■ EXTRACTED ENTRIES:

------------------------------------

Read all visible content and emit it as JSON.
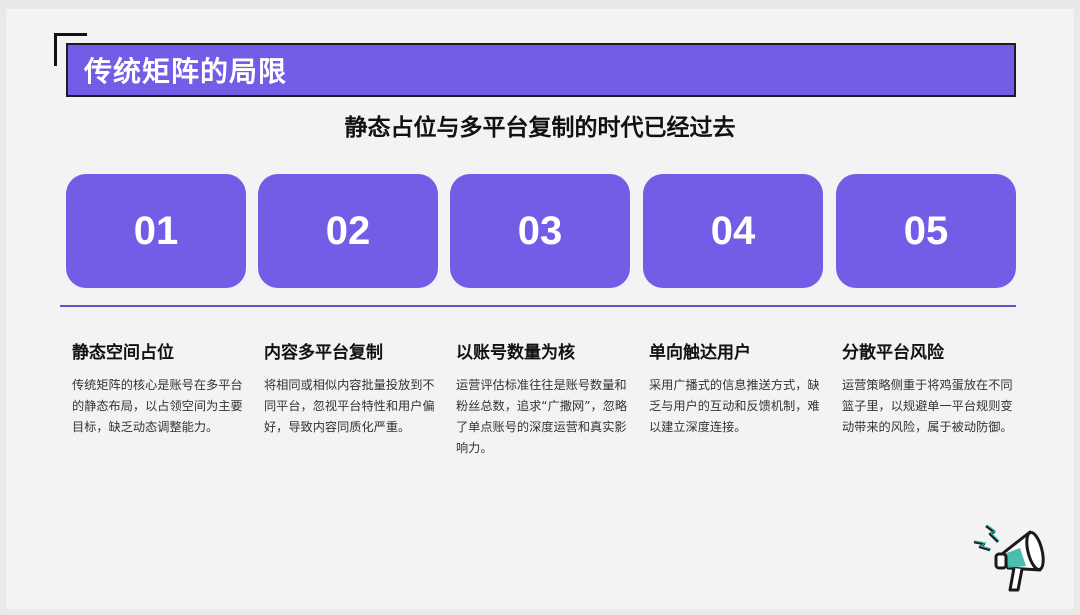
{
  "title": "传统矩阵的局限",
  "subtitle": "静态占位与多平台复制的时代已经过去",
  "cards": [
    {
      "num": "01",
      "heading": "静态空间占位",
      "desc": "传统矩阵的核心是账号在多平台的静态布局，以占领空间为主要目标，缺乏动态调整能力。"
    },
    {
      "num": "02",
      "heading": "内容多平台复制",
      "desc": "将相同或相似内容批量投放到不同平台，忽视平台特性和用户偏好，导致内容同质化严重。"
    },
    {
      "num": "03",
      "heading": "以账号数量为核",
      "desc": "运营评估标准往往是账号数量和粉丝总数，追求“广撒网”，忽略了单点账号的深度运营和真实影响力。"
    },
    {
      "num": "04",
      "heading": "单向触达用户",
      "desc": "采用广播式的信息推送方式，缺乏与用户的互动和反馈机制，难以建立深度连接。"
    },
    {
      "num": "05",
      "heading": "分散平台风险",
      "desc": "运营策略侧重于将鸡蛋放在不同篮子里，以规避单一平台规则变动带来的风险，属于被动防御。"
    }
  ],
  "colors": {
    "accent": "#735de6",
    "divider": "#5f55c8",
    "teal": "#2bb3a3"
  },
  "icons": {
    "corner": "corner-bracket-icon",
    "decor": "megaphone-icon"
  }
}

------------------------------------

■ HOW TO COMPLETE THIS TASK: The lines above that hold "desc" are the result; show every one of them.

■ RESULT BELOW:
      "desc": "传统矩阵的核心是账号在多平台的静态布局，以占领空间为主要目标，缺乏动态调整能力。"
      "desc": "将相同或相似内容批量投放到不同平台，忽视平台特性和用户偏好，导致内容同质化严重。"
      "desc": "运营评估标准往往是账号数量和粉丝总数，追求“广撒网”，忽略了单点账号的深度运营和真实影响力。"
      "desc": "采用广播式的信息推送方式，缺乏与用户的互动和反馈机制，难以建立深度连接。"
      "desc": "运营策略侧重于将鸡蛋放在不同篮子里，以规避单一平台规则变动带来的风险，属于被动防御。"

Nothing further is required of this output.